### AIM OF THE EXERCISE
Check every line of the data and copy the ones where "title" appears.

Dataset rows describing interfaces
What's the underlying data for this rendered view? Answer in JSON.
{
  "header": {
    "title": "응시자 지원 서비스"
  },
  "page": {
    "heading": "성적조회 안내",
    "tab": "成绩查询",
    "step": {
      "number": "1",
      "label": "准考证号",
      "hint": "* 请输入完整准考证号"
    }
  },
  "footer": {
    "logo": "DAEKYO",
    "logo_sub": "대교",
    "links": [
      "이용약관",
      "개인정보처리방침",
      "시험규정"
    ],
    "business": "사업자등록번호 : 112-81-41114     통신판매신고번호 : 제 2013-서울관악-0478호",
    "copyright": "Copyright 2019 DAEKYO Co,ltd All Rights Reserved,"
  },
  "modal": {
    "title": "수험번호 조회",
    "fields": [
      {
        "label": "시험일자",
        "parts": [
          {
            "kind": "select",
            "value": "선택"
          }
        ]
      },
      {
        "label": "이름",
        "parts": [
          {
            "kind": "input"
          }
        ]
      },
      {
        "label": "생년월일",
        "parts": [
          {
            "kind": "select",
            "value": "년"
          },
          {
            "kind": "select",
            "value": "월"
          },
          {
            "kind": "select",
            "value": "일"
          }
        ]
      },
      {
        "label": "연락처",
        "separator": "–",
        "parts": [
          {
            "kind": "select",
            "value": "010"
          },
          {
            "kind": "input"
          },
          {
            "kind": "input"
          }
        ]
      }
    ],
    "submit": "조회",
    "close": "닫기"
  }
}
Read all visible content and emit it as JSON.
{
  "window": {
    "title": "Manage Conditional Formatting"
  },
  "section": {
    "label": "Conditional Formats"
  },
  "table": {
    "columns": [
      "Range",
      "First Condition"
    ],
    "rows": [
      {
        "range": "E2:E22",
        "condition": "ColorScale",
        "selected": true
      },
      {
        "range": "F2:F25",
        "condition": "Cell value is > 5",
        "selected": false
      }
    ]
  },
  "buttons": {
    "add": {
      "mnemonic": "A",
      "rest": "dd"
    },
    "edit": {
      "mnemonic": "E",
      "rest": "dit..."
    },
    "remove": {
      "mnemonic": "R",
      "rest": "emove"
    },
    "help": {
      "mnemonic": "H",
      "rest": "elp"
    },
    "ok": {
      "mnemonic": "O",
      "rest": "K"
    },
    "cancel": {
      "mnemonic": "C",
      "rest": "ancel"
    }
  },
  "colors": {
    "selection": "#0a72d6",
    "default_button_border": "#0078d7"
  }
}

### EXERCISE OUTPUT
    "title": "응시자 지원 서비스"
    "title": "수험번호 조회",
    "title": "Manage Conditional Formatting"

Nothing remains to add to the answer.